How to complete this task:
If a line of the records contains the string "values", copy it out.

***** Exercise material

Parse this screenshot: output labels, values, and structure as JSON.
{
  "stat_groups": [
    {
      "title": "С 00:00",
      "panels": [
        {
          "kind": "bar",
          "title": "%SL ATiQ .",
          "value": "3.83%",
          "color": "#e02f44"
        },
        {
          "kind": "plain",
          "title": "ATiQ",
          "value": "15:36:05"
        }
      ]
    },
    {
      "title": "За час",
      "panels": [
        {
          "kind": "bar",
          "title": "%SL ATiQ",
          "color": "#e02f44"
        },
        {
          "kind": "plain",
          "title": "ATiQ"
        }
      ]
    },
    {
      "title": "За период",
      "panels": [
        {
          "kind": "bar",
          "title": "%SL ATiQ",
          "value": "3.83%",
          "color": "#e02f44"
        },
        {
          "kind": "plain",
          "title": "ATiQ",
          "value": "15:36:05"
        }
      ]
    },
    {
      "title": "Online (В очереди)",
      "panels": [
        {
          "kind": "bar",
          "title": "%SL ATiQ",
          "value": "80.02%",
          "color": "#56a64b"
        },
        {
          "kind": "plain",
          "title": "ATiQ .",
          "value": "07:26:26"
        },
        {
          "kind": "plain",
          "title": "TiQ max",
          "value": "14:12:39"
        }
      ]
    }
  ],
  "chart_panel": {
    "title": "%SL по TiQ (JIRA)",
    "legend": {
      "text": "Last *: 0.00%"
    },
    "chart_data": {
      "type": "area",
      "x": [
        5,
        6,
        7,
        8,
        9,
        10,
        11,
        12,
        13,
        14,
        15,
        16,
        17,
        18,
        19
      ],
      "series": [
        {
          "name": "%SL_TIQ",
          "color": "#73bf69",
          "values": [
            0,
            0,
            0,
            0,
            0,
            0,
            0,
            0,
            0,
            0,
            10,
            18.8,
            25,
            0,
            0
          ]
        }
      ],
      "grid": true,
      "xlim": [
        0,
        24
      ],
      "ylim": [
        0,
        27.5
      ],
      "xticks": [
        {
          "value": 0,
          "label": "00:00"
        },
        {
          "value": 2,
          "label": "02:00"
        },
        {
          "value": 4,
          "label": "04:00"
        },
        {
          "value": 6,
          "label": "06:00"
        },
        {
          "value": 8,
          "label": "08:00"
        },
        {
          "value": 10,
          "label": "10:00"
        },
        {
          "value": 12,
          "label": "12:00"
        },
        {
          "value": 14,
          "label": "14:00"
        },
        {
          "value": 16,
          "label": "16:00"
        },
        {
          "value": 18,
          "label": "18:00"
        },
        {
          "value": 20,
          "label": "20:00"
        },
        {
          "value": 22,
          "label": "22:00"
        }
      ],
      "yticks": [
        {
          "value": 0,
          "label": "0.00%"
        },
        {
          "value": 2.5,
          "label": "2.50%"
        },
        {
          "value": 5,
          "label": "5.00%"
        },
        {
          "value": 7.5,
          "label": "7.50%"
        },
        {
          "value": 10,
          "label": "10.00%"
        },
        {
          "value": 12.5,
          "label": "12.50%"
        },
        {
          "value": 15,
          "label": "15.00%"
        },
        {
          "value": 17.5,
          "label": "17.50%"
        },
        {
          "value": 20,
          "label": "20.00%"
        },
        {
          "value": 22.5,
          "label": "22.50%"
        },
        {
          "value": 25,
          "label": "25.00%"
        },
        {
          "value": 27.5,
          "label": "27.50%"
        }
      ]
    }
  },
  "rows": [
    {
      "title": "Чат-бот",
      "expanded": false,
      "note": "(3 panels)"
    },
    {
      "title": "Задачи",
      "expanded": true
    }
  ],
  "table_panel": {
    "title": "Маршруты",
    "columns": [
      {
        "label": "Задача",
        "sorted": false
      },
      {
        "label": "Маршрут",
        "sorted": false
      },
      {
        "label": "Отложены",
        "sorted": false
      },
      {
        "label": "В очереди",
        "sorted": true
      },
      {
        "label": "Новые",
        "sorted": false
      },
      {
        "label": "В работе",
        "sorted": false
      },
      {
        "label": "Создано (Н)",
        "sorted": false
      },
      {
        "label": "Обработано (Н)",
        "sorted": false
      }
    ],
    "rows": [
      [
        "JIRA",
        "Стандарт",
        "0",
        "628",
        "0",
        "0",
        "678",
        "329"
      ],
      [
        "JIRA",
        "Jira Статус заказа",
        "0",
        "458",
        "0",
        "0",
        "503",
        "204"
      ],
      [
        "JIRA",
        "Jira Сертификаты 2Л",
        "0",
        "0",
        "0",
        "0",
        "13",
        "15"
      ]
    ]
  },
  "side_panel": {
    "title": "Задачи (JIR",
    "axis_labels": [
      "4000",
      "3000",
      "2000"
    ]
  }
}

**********
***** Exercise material

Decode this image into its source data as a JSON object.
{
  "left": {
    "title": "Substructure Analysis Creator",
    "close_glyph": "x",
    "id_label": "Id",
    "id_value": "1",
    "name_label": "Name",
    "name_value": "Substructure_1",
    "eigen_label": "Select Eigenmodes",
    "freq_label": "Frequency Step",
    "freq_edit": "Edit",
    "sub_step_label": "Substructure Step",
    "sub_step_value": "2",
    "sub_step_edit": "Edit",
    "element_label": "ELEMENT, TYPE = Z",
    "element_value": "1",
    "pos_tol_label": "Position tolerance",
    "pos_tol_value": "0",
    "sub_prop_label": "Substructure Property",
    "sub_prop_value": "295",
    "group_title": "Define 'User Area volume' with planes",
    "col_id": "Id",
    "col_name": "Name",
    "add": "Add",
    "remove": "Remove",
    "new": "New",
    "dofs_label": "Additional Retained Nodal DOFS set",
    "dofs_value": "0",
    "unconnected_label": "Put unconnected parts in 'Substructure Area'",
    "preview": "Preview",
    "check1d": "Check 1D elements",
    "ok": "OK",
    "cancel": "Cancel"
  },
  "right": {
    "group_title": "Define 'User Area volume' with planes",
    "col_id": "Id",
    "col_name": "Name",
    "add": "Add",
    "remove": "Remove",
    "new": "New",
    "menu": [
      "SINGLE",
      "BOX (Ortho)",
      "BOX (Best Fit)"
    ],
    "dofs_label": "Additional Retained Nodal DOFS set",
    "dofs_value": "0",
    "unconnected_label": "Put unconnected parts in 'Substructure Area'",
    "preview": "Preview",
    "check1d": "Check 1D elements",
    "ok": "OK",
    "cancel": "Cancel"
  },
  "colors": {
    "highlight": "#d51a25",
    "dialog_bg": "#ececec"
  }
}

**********

Reply to the task:
Parse this screenshot: output labels, values, and structure as JSON.
          "values": [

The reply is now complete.